## Exercise requirements
What is the number of lines in these entries that include "subway"? Write that number and no other text.

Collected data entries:
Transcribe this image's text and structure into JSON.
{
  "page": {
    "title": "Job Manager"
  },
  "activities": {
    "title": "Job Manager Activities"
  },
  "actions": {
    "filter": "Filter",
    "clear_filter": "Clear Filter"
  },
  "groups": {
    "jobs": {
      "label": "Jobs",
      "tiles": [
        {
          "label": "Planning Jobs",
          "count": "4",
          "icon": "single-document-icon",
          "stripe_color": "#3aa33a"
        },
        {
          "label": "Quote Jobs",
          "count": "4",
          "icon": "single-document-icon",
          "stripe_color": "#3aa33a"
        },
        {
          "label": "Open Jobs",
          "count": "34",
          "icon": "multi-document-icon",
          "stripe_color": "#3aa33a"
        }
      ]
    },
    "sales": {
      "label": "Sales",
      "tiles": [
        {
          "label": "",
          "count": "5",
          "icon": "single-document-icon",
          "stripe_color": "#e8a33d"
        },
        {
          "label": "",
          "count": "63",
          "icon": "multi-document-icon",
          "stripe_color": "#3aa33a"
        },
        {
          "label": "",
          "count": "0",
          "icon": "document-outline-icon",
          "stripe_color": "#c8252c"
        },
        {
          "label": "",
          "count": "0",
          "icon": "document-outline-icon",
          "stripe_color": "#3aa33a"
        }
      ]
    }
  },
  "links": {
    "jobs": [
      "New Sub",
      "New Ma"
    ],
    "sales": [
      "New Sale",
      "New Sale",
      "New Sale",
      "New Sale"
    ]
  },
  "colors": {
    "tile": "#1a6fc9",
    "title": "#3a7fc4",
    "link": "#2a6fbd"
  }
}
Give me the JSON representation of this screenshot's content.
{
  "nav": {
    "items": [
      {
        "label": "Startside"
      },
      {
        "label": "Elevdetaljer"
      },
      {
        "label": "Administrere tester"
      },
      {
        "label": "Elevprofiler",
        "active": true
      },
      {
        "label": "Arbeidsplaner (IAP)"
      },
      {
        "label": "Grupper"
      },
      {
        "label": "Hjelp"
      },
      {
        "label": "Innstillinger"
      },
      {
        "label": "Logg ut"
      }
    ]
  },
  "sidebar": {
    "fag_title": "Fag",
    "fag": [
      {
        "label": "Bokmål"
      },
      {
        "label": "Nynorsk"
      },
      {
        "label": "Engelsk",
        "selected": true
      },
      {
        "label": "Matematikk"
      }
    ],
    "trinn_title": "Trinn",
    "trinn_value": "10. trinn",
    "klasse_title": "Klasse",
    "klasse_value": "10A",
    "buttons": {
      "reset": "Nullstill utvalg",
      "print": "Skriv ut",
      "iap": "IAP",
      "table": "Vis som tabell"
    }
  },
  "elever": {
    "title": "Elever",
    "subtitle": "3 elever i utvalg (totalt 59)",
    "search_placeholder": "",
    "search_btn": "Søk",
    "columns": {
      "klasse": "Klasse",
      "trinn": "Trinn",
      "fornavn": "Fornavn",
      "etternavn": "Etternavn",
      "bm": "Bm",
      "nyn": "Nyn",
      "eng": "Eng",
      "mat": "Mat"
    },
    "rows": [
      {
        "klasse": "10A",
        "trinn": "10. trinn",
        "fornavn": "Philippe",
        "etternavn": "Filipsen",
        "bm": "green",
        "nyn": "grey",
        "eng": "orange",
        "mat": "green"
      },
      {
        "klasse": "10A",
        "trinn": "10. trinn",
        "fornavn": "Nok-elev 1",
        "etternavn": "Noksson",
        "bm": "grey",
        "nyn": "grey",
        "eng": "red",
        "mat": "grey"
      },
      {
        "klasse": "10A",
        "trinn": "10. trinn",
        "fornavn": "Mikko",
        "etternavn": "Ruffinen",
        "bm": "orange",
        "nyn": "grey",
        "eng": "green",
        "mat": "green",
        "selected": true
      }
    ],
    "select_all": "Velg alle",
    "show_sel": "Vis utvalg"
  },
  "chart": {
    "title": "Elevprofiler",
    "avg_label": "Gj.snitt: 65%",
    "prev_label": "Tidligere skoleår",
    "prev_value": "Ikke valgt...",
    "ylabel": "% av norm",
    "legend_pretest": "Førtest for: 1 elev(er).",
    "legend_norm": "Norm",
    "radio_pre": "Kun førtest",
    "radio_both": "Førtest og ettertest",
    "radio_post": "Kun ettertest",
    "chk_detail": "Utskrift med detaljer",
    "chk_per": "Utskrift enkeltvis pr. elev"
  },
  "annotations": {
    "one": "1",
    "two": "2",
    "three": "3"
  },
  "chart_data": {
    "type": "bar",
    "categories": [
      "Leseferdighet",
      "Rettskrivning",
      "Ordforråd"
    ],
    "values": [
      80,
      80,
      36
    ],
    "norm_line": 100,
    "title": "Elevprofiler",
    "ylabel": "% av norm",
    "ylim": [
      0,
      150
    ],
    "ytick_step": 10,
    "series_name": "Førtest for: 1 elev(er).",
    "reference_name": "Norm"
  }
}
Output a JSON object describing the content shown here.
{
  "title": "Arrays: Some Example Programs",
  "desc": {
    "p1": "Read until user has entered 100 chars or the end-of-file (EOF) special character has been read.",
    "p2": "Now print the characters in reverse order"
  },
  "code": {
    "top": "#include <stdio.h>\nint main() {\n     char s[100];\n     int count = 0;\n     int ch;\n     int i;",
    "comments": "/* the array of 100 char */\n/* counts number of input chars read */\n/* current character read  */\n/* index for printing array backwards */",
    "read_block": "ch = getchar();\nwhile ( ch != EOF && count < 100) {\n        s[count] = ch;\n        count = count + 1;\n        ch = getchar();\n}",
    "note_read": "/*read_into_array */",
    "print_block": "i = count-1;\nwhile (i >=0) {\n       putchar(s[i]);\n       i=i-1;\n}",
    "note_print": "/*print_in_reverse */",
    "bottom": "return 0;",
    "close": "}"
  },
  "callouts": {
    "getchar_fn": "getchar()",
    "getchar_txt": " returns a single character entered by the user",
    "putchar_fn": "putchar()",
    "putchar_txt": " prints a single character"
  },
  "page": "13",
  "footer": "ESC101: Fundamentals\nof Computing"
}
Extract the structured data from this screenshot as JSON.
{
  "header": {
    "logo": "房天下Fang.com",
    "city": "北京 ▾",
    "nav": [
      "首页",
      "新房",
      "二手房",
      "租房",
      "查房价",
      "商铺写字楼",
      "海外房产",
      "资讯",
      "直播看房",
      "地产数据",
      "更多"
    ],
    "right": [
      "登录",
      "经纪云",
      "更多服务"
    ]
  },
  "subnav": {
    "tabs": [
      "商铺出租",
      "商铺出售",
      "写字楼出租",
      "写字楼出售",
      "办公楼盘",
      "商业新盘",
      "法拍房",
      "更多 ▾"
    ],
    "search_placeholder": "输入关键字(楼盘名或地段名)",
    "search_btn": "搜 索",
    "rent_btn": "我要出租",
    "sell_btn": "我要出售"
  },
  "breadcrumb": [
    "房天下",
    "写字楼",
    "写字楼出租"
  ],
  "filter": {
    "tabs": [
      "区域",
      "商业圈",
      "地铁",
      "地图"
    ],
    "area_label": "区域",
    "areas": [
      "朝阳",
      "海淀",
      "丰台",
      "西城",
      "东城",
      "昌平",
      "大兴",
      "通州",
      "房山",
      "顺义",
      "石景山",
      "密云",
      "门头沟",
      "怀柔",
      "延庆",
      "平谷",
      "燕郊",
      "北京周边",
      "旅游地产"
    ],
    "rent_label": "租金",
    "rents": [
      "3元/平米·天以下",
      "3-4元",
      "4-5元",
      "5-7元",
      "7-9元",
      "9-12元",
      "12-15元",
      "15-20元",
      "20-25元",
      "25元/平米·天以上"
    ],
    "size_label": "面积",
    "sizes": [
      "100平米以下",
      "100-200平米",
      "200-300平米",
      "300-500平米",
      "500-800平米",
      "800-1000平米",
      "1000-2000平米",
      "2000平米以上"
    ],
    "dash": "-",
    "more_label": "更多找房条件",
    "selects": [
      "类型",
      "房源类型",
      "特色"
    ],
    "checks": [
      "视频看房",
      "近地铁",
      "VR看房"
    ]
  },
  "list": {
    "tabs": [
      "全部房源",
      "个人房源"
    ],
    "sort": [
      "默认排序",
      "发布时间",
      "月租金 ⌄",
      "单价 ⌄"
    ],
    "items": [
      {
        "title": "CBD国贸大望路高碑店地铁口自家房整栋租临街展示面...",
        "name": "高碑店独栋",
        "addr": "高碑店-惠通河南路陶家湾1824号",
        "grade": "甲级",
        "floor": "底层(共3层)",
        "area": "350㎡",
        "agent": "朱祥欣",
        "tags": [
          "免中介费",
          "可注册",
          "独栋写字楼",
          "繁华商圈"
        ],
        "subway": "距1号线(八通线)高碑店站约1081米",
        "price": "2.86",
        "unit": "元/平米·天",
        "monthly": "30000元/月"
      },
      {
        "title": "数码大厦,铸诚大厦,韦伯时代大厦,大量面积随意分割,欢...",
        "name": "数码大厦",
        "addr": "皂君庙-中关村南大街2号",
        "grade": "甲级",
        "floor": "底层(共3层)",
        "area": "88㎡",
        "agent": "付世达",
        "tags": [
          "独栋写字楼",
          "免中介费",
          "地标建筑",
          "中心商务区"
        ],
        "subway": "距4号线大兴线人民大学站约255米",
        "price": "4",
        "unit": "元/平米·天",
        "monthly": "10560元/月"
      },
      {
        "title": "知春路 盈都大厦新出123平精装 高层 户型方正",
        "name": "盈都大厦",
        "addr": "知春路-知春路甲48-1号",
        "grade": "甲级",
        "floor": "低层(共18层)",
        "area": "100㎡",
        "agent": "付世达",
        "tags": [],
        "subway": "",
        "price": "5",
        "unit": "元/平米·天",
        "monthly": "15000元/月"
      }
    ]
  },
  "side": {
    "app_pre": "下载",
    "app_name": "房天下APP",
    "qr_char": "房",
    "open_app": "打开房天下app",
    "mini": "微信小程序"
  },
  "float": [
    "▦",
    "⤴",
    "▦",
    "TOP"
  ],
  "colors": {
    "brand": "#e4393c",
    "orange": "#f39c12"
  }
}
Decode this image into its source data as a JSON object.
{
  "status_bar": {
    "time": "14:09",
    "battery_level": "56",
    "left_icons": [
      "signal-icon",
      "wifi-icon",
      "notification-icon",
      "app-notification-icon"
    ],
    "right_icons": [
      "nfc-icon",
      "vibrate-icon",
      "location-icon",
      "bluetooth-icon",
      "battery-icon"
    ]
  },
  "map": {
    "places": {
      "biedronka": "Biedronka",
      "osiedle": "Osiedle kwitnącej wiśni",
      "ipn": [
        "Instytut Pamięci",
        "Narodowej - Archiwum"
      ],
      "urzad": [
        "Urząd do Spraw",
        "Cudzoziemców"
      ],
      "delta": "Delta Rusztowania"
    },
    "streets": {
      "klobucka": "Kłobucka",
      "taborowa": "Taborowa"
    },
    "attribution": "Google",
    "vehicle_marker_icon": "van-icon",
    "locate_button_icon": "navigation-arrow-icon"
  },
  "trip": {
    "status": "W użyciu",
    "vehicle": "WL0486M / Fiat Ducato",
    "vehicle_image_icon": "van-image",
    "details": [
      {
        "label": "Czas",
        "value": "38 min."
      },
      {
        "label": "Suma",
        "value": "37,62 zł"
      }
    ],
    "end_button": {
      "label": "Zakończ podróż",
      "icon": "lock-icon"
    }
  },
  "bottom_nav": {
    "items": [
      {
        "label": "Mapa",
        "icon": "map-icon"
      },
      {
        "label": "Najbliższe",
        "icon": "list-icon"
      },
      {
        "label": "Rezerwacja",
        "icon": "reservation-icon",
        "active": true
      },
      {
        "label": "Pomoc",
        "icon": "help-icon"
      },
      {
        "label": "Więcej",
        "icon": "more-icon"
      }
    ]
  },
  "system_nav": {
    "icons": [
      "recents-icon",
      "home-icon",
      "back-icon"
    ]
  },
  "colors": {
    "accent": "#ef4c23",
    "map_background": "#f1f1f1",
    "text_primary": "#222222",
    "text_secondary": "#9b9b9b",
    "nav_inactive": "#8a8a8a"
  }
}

## Solution to this task
3